What Does Non-Binary mean?

If you are wondering what “Non-Binary” means, this page will give you a brief explanation.

In the lexicon of trans-ideology, the notion of  “non-binary” refers to someone who does not identify exclusively as male or female; OR being both male and female at the same time; OR being neither male nor female.

The National Centre for Transgender Equality (NCTE) states:

“The idea that there are only two genders is sometimes called a “gender binary,” because binary means “having two parts” (male and female). Therefore, “non-binary” is one term people use to describe genders that don’t fall into one of these two categories, male or female.”

“Most people… are either male or female. But some people don’t neatly fit into the categories of “man” or “woman,” or “male” or “female.” For example, some people have a gender that blends elements of being a man or a woman, or a gender that is different than either male or female. Some people don’t identify with any gender. Some people’s gender changes over time.”

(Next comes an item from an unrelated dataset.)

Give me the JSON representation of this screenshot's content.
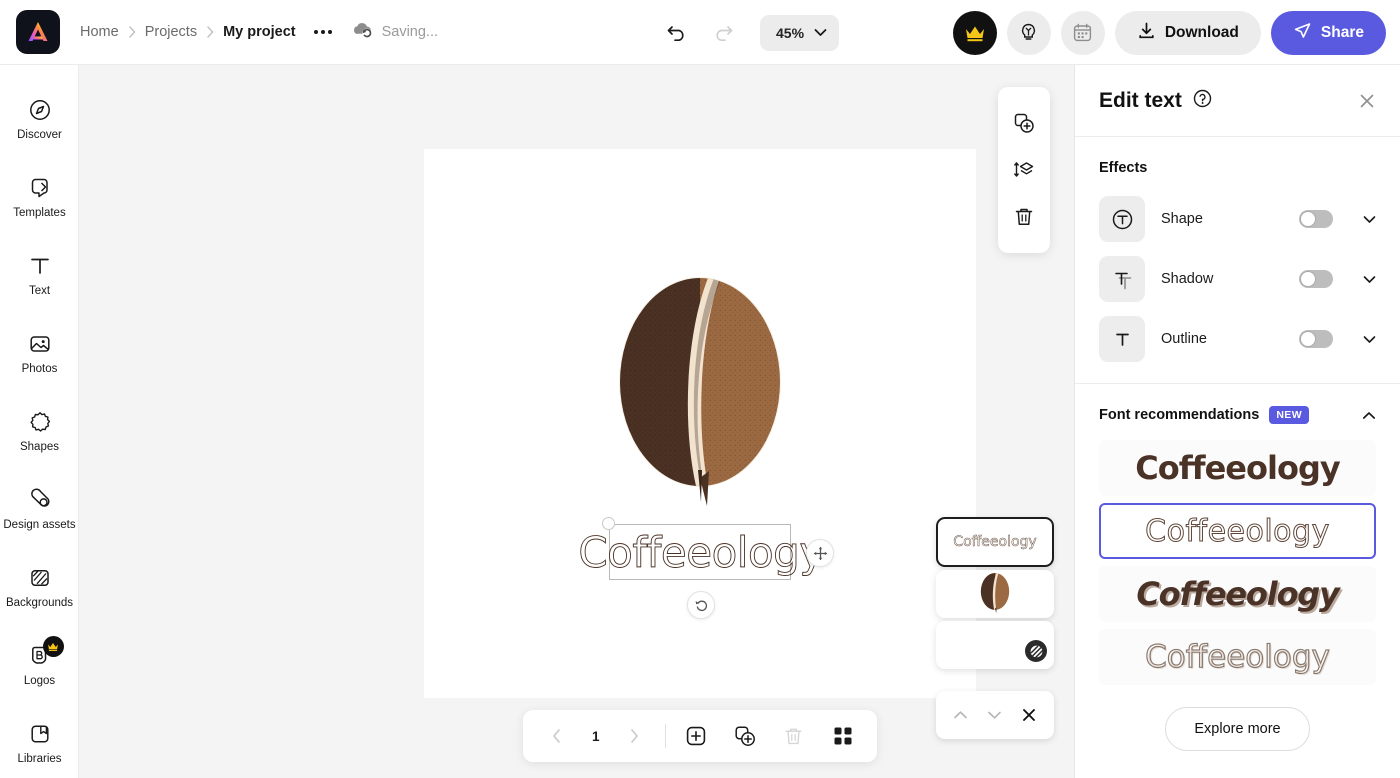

“People whose gender is not male or female use many different terms to describe themselves, with non-binary being one of the most common. Other terms include genderqueer, agender, bigender, and more. None of these terms mean exactly the same thing – but all speak to an experience of gender that is not simply male or female.”

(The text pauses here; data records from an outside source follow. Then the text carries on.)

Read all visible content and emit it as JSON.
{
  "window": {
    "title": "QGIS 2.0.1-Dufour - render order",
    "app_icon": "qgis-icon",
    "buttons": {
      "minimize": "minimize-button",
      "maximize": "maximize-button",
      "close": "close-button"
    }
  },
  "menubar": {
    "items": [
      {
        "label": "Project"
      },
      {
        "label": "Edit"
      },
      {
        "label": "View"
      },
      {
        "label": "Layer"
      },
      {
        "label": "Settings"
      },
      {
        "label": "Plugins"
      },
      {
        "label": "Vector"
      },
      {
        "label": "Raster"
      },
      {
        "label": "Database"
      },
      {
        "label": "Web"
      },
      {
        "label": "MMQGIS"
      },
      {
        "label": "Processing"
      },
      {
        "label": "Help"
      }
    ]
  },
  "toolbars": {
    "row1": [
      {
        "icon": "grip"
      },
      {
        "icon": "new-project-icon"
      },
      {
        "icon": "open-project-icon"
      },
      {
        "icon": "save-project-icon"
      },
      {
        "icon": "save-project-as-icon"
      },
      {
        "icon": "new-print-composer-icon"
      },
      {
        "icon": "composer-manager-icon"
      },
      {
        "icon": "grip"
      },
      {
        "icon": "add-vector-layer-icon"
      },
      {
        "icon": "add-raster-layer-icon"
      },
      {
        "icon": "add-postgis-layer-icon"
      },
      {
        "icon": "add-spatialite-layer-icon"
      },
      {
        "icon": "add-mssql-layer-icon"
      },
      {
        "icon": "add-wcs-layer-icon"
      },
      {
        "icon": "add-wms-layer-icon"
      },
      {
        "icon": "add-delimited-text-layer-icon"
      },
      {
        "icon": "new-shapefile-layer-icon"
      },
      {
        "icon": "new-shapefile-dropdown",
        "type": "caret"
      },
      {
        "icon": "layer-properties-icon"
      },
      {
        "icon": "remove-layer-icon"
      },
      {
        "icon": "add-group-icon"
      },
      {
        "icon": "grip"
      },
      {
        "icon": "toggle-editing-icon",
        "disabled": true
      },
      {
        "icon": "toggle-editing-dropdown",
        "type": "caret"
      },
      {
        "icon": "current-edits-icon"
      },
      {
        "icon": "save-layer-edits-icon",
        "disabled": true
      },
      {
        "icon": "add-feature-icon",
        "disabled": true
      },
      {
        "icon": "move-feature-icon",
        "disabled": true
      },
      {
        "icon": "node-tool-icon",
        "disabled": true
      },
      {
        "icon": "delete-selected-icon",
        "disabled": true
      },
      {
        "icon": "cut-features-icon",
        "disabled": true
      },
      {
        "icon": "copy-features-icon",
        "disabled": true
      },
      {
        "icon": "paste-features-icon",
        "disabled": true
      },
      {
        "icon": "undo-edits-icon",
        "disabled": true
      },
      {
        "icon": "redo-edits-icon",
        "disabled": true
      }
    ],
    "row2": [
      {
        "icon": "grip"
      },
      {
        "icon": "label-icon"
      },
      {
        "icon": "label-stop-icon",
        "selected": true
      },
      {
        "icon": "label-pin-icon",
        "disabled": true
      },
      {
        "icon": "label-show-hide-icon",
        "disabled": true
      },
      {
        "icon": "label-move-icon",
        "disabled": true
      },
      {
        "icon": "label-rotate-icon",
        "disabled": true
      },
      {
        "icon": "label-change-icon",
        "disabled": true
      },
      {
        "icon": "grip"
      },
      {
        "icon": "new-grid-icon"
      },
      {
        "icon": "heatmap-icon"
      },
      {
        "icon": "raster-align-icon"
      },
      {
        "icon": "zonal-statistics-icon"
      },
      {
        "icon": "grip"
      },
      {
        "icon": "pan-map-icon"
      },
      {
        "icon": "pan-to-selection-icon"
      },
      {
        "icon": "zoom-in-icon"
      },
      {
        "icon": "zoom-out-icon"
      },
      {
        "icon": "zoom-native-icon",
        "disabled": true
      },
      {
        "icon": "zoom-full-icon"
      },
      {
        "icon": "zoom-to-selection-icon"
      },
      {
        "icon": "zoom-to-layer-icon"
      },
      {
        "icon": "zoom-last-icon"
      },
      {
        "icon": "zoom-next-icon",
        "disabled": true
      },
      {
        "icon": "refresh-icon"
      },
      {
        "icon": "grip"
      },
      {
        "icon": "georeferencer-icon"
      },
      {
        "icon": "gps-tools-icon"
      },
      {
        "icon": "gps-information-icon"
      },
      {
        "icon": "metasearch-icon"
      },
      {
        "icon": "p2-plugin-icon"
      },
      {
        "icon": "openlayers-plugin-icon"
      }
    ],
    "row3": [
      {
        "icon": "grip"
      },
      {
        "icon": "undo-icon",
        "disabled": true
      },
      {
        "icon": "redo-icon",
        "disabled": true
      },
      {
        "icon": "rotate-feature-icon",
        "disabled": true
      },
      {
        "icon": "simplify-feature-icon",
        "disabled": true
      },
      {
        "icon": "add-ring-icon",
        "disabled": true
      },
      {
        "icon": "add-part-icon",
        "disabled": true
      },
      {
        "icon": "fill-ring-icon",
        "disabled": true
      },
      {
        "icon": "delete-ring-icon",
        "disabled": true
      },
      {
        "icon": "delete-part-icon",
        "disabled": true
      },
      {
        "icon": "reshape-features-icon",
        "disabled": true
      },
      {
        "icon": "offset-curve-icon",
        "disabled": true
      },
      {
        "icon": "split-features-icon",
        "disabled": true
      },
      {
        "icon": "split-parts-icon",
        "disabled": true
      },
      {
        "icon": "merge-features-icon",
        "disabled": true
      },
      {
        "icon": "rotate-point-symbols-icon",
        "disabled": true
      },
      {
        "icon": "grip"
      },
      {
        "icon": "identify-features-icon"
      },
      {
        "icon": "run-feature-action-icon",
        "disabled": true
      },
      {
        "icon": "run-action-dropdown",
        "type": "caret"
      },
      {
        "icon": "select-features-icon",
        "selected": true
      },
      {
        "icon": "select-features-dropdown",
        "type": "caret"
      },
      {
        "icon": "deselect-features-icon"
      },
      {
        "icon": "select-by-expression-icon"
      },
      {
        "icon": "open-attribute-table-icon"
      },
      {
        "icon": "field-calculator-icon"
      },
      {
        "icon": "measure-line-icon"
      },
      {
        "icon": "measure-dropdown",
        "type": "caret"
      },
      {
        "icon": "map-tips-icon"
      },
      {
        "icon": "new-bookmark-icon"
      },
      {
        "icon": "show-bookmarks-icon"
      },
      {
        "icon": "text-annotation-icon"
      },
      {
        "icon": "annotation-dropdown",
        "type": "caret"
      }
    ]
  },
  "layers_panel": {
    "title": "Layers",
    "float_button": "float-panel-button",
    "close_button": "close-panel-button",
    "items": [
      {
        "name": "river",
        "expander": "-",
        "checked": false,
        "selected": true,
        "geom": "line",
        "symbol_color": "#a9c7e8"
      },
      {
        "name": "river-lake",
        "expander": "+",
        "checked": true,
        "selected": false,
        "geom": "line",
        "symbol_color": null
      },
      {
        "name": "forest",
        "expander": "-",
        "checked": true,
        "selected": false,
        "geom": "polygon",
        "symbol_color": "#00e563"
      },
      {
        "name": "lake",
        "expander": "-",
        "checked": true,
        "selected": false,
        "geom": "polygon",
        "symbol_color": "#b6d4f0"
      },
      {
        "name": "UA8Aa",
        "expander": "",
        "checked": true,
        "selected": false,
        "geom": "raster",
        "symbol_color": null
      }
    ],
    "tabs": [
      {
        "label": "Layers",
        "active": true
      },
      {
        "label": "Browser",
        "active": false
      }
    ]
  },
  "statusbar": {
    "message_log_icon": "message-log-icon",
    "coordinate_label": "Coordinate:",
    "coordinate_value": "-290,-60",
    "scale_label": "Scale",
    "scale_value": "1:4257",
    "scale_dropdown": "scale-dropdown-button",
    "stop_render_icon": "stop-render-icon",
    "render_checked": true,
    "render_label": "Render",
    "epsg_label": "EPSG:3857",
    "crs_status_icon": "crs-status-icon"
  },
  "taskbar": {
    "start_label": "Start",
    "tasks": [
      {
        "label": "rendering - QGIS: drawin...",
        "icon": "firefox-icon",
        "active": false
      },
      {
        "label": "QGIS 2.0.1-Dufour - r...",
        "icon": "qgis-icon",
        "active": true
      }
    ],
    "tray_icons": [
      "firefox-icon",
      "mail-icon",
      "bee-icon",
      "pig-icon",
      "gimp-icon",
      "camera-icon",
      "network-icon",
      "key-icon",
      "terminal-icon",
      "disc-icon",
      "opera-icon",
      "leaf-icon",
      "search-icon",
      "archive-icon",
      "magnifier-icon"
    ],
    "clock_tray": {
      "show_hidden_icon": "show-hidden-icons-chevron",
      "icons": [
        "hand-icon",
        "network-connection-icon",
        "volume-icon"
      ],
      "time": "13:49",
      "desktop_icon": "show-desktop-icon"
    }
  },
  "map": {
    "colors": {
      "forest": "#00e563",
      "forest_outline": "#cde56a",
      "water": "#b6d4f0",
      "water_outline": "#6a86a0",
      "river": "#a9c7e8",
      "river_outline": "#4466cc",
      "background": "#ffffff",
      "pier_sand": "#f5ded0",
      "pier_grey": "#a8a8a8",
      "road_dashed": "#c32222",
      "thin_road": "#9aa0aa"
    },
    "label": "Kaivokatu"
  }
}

“(Note: NCTE uses both the adjectives “male” and “female” and the nouns “man” and “woman” to refer to a person’s gender identity.)”

As you can see, the NCTE conflates sex with gender.

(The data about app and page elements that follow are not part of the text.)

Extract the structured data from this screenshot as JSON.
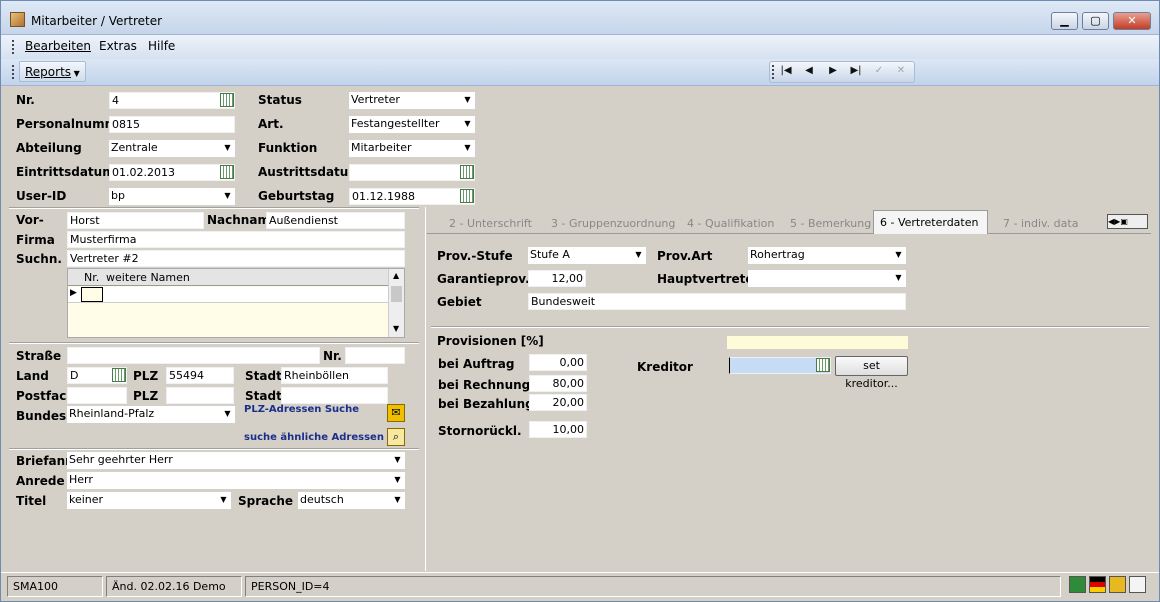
{
  "window": {
    "title": "Mitarbeiter / Vertreter"
  },
  "menu": {
    "items": [
      "Bearbeiten",
      "Extras",
      "Hilfe"
    ],
    "reports": "Reports"
  },
  "nav": {
    "first": "|◀",
    "prev": "◀",
    "next": "▶",
    "last": "▶|",
    "confirm": "✓",
    "cancel": "✕"
  },
  "form": {
    "nr_label": "Nr.",
    "nr_value": "4",
    "personalnummer_label": "Personalnummer",
    "personalnummer_value": "0815",
    "abteilung_label": "Abteilung",
    "abteilung_value": "Zentrale",
    "eintritt_label": "Eintrittsdatum",
    "eintritt_value": "01.02.2013",
    "userid_label": "User-ID",
    "userid_value": "bp",
    "status_label": "Status",
    "status_value": "Vertreter",
    "art_label": "Art.",
    "art_value": "Festangestellter",
    "funktion_label": "Funktion",
    "funktion_value": "Mitarbeiter",
    "austritt_label": "Austrittsdatum",
    "austritt_value": "",
    "geburtstag_label": "Geburtstag",
    "geburtstag_value": "01.12.1988"
  },
  "person": {
    "vor_label": "Vor-",
    "vor_value": "Horst",
    "nachname_label": "Nachname",
    "nachname_value": "Außendienst",
    "firma_label": "Firma",
    "firma_value": "Musterfirma",
    "suchn_label": "Suchn.",
    "suchn_value": "Vertreter #2",
    "names_col_nr": "Nr.",
    "names_col_name": "weitere Namen"
  },
  "address": {
    "strasse_label": "Straße",
    "strasse_value": "",
    "nr_label": "Nr.",
    "nr_value": "",
    "land_label": "Land",
    "land_value": "D",
    "plz_label": "PLZ",
    "plz_value": "55494",
    "stadt_label": "Stadt",
    "stadt_value": "Rheinböllen",
    "postfach_label": "Postfach",
    "postfach_value": "",
    "plz2_label": "PLZ",
    "plz2_value": "",
    "stadt2_label": "Stadt",
    "stadt2_value": "",
    "bundesl_label": "Bundesl.",
    "bundesl_value": "Rheinland-Pfalz",
    "plz_search_link": "PLZ-Adressen Suche",
    "similar_link": "suche ähnliche Adressen"
  },
  "letter": {
    "briefanr_label": "Briefanr.",
    "briefanr_value": "Sehr geehrter Herr",
    "anrede_label": "Anrede",
    "anrede_value": "Herr",
    "titel_label": "Titel",
    "titel_value": "keiner",
    "sprache_label": "Sprache",
    "sprache_value": "deutsch"
  },
  "tabs": [
    {
      "label": "2 - Unterschrift"
    },
    {
      "label": "3 - Gruppenzuordnung"
    },
    {
      "label": "4 - Qualifikation"
    },
    {
      "label": "5 - Bemerkung"
    },
    {
      "label": "6 - Vertreterdaten"
    },
    {
      "label": "7 - indiv. data"
    }
  ],
  "vertreter": {
    "provstufe_label": "Prov.-Stufe",
    "provstufe_value": "Stufe A",
    "provart_label": "Prov.Art",
    "provart_value": "Rohertrag",
    "garantie_label": "Garantieprov.",
    "garantie_value": "12,00",
    "hauptvertreter_label": "Hauptvertreter",
    "hauptvertreter_value": "",
    "gebiet_label": "Gebiet",
    "gebiet_value": "Bundesweit",
    "provisionen_label": "Provisionen [%]",
    "auftrag_label": "bei Auftrag",
    "auftrag_value": "0,00",
    "rechnung_label": "bei Rechnung",
    "rechnung_value": "80,00",
    "bezahlung_label": "bei Bezahlung",
    "bezahlung_value": "20,00",
    "storno_label": "Stornorückl.",
    "storno_value": "10,00",
    "kreditor_label": "Kreditor",
    "kreditor_value": "",
    "set_kreditor": "set kreditor..."
  },
  "status": {
    "code": "SMA100",
    "changed": "Änd. 02.02.16 Demo",
    "record": "PERSON_ID=4"
  }
}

It is not possible to be both male and female at the same time, nor it is possible to be neither male or female. The NCTE points out in their website that Non-Binary is NOT the same as being intersex.  Their use of the terms man, woman, male, female are used to described an “innate gender identity”, which basically means feelings.

Dude Asks: How Many Genders Are There in 2024?

It is due to this notion of gender as an innate feeling that the list of genders grows longer and longer.  Examples are: agender, bigender, demigender, intergender, pangender, polygender, genderqueer, two-spirit, neutrois, novigender, and genderfuck.  This is just a small sample.  Currently there is a list of 112 genders.

This lengthy and growing list of genders is also the reason that the acronym LGBT kept growing and became LGBTQ and then LGBTQIA and eventually LGBTQQIP2SAA — all in an effort to recognize the ballooning number of gender identities.  This alphabet soup of eccentric identities reinforces the notion that all these “genders” are special and require recognition and validation.

But why does it have to be so complicated?

Non-binary simply just means a person is gender non-conforming to varying degrees, as the person does not relate to strong feminine-only or masculine-only traits and roles, especially those that align with their biological sex.  There’s nothing special about this.  Many people are gender non-conforming and don’t feel the need to celebrate themselves as having some special identity.  The problem is that the notion of “non-binary” denies sex instead of just rejecting sexual stereotypes.  This comes from Queer Theory (see Queer Theory 101).  The concept of non-binary has become incoherent, but Queer Theory itself is incoherent, being a branch of Postmodernism which rejects logic and material reality.

Stream David Bowie's isolated vocal track for "Ziggy Stardust" by brainpicker | Listen online for free on SoundCloud

A far more helpful approach is to simply describe a person as either gender non-conforming or androgynous.  Androgyny as it was understood in the 1970’s was a person who had both masculine and feminine traits.  A feminine man or masculine woman was regarded as androgynous – think David Bowie in his Ziggy Stardust persona.  To be described as androgynous was not a bad thing, it wasn’t a dirty word or insult.  It simply indicated the presence of both traits, not necessarily in equal amounts.  However, an androgynous man or woman did not deny their sex.  An androgynous man knew he was a man.  He wasn’t out of touch with reality.  Unlike today’s mostly young people who describe themselves as non-binary, androgynous people challenged sexual stereotypes without claiming they had no sex or were both sexes.

It’s time to return to the concept of androgyny without the denial of sex.  It respects the fact that biological sex is real, while masculine and feminine traits may be present in varying degrees.

For those whose personality and preferences do not conform to expected sex-role stereotypes, the term gender non-conforming is also useful.  There was a time when women liking sports was considered gender non-conforming.  Women have been pushing the boundaries of sex-role stereotypes for a long time, refusing to conform.  It’s nothing new and non-binary people didn’t invent it.